Speaking at Prime Minister’s Questions yesterday Mr Cameron firmly rejected comparisons between the position of children who had reached Europe with those who came to Britain in the 1930s from Nazi-occupied Europe – the Kindertransports.
He said: “What I don’t want us to do is to take steps that will encourage people to make this dangerous journey because otherwise our actions, however well-meaning they will be, could result in more people dying than more people getting a good life.”
No timetable is yet in place for the arrival of the children, but Mr Cameron said he hoped it would be this year.
Labour peer Lord Dubs – a former child refugee who fled the Nazis and who tabled the Lords amendment pushing the government to act – welcomed the news, saying it would help ease the plight of some of the unaccompanied child refugees in Europe.
Mr Cameron’s intervention came as rebel Conservative MPs – who had threatened to defeat the government if it tried to overturn the Lords amendment – were preparing to meet immigration minister James Brokenshire to discuss the issue.
Professor David Southall, trustee and honorary medical director of the Scotland-based international charity Maternal and Child Health Advocacy International, which called on Westminster to reconsider, said: “Children are easily forgotten in this crisis: at least 95,000 child refugees are now on their own in Europe.
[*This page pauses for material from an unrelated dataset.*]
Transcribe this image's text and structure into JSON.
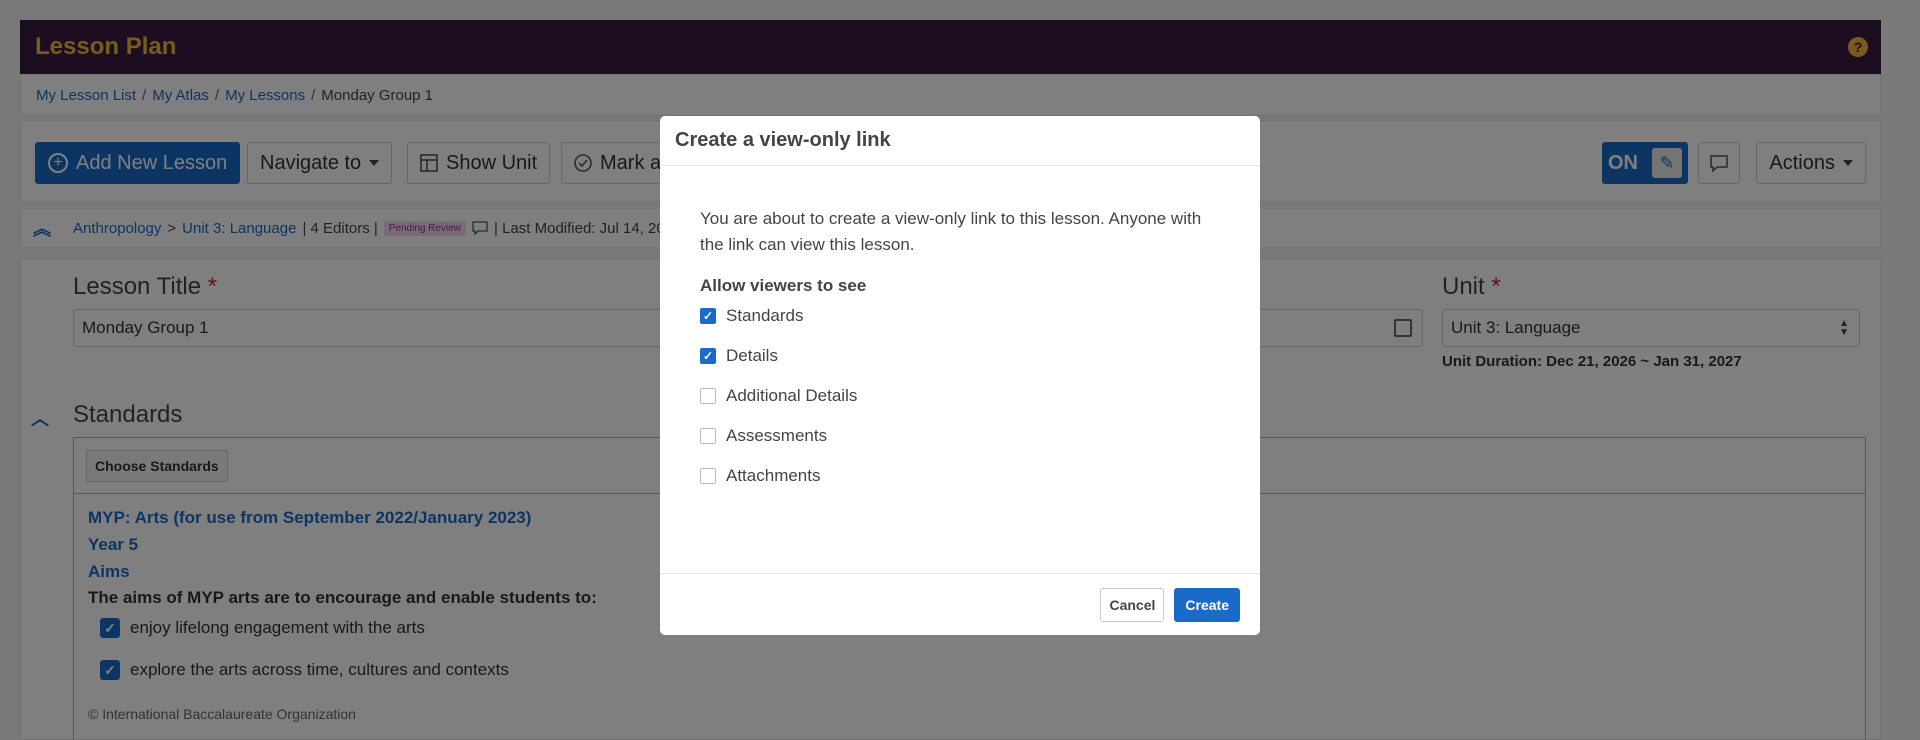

“They are sleeping rough and in makeshift camps, vulnerable to abuse and to trafficking into modern slavery.”